Climate change should be declared a public health emergency because it is more deadly than Ebola.
That is the assessment of Fiona Godlee, editor in chief of the prestigious British Medical Journal (BMJ).
In August, a World Health Organization (WHO) emergency committee declared that the Ebola outbreak in West Africa qualified as a “Public Health Emergency of International Concern.”
In an editorial that accompanied an article providing information to doctors about how to become climate change advocates, Godlee provided the following information.
“WHO has shown important leadership on climate change but has stopped short of declaring a global public health emergency. This may be understandable with Ebola raging. But it is what WHO should now do. Deaths from Ebola infection, tragic and frightening though they are, will pale into insignificance when compared with the mayhem we can expect for our children and grandchildren if the world does nothing to check its carbon emissions. And action is needed now.”

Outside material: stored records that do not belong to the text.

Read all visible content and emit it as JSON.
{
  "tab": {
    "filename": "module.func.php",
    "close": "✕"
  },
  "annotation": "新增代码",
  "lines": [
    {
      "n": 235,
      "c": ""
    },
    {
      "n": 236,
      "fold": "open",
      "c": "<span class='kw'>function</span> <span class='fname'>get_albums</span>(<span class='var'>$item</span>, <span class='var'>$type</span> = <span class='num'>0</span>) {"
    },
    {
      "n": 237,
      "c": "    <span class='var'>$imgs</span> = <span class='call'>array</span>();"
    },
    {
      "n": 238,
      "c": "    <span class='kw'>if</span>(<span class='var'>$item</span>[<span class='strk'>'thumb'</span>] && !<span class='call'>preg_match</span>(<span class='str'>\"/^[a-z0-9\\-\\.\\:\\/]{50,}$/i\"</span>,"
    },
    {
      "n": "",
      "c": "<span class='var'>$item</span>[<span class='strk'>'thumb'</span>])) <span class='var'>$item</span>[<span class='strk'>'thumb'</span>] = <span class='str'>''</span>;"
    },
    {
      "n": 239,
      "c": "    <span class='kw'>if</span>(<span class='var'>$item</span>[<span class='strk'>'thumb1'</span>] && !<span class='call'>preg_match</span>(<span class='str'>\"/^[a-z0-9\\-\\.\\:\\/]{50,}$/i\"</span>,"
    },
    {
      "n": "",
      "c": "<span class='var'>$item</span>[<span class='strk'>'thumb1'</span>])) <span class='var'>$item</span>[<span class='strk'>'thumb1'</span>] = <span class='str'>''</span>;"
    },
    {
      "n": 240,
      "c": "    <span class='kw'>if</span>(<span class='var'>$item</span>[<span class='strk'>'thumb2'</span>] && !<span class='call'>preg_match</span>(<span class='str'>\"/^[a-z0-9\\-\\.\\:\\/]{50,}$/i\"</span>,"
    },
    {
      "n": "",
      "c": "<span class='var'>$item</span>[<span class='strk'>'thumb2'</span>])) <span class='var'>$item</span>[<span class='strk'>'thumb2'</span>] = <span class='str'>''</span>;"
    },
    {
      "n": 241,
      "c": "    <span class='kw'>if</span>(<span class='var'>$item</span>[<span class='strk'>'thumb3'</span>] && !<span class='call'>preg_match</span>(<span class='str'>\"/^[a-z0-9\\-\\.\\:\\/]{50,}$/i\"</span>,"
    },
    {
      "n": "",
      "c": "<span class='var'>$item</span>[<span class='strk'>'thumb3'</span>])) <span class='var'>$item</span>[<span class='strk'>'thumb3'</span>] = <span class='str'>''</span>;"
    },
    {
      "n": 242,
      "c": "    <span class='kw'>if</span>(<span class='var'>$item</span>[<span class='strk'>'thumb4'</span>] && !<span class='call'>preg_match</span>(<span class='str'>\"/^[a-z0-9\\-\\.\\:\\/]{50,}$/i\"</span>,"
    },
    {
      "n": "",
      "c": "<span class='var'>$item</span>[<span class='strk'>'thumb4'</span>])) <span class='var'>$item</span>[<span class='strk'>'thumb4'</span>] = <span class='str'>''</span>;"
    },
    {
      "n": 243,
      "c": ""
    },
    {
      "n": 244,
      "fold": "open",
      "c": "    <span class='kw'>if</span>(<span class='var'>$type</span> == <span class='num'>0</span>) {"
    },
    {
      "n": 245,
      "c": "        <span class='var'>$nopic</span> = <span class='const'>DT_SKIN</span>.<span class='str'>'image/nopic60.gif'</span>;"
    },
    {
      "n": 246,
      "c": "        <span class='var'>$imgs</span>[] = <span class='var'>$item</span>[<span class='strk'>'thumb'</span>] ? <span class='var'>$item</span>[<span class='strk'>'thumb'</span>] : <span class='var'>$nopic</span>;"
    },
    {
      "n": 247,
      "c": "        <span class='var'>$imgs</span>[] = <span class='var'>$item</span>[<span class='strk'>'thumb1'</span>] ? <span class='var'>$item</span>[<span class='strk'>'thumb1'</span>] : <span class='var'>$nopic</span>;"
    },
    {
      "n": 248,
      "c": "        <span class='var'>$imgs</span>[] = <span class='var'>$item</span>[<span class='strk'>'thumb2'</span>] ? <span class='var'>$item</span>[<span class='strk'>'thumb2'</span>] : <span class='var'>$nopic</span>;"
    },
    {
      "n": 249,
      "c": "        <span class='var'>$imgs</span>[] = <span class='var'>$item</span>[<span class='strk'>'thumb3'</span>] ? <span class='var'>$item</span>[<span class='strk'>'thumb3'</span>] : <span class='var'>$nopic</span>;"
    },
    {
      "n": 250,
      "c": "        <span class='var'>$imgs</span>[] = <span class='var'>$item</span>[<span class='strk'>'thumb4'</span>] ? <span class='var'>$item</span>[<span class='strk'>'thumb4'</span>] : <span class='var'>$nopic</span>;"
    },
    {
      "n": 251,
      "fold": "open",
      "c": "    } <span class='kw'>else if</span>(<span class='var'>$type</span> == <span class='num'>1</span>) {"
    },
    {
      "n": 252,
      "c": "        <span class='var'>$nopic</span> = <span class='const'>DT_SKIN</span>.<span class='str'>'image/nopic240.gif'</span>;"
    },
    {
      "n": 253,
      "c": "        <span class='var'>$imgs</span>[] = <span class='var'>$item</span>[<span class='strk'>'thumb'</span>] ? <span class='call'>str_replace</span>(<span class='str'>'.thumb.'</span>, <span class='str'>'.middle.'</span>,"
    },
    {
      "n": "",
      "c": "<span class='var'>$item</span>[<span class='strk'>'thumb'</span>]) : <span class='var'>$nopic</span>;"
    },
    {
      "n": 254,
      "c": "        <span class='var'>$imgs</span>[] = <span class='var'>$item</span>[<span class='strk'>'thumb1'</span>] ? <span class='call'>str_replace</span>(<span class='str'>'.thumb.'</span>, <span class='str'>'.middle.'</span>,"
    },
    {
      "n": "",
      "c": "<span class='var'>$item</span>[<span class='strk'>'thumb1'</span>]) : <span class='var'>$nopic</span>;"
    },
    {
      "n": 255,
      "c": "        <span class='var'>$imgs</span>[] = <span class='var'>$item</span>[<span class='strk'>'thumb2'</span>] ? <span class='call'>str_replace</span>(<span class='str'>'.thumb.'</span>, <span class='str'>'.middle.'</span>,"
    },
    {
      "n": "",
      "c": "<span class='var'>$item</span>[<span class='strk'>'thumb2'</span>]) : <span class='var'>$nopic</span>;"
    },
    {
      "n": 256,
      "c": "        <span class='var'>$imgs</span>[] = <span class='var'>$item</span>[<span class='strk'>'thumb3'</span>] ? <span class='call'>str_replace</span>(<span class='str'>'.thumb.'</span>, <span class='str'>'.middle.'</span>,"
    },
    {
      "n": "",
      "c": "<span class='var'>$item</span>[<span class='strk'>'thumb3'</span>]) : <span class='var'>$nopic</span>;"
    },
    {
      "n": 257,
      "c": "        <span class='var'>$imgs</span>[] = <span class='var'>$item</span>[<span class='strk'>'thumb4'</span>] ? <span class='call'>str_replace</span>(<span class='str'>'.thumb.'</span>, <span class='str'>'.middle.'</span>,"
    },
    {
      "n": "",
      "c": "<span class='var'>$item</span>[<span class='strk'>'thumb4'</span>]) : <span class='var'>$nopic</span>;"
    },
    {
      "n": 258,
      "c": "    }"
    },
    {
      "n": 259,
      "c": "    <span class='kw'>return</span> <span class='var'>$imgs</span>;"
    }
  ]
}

As a result of burning fossil fuels, Godlee claimed that “about seven million premature deaths from indoor and outdoor air pollution” have occurred. She also noted that at the September 2014 United Nations Climate Summit, WHO Director General Margaret Chan deemed climate change as “the greatest threat to public health and the defining issue of the 21st century.”
An official with the Global Warming Policy Forum think tank countered the BMJ editorial by arguing that the “World Health Organization would become a global laughing stock if they were to follow the ridiculously over-the-top demands of a green alarmist editor. There is a real disconnect between what they are saying and the reality,” London’s Daily Mail reported.
Separately, Charles B. Strozier, a City University of New York history professor, editorialized that a severe drought in Syria brought upon by climate change created the conditions that lead to the formation of ISIS. Despite presiding over foreign policy debacles such as Syria, Ukraine, and Benghazi while in office, earlier this month former Secretary of State Hillary Clinton suggested that global climate change is the greatest challenge facing the U.S.
As The Inquisitr previously reported, a Texas man returning from Liberia has been diagnosed with the Ebola virus, but he may have come in contact to some degree with 80 other persons. There may also be other Ebola cases elsewhere in the U.S., according to some media outlets.
The Inquisitr has reported that the United Nationals Ebola response chief warned that Ebola could mutate and become airborne. According to BBC News, “More than 3,431 people have died in four West African countries in what has become the world’s worst ever Ebola outbreak.” The Reuters news agency claims that the health risk may actually be worse than publicly disclosed: “Ebola’s rapid spread through West Africa has been quickened by the difficulty of keeping track of the deadly disease, and filling in the huge gaps in knowledge about the epidemic is key to eventually containing it, health experts say. U.N. and World Health Organization data show the number of cases across the region had reached 7,423 by Sept 29, including 3,355 deaths. That is widely agreed to be an underestimate.”
The Obama administration has so far been unwilling to put any limits on incoming flights from Ebola-stricken countries. A CDC official has insisted that it’s “very unlikely that (Ebola victims) would be able to spread the disease to fellow passengers.” American medical experts add that the Ebola virus is spread through direct contact with bodily fluids, and that American medical facilities are much better equipped to treat and isolate patients who might fall ill.
Matthew Continetti, the editor in chief of the Washington Free Beacon, takes little comfort in U.S. government reassurances (as well as similar sentiments from Obamacare mastermind Dr. Ezekiel Emanuel) that the feds can effectively handle and contain the disease.
“… Again, the faces on our televisions say there is no cause for alarm… Not only do I disagree with the constant stream of soothing and complacent rhetoric from Dr. Zeke’s friends in government and media. I also believe it is entirely rational to fear the possibility of a major Ebola outbreak, of a threat to the president and his family, of jihadists crossing the border, of a large-scale European or Asian war, of nuclear proliferation, of terrorists detonating a weapon of mass destruction. These dangers are real, and pressing, and though the probability of their occurrence is not high, it is amplified by the staggering incompetence and failure and misplaced priorities of the U.S. government. It is not Ebola I am afraid of. It is our government’s ability to deal with Ebola.”
Do you think that climate change is a more serious public health threat than the Ebola epidemic?
[image via Shutterstock]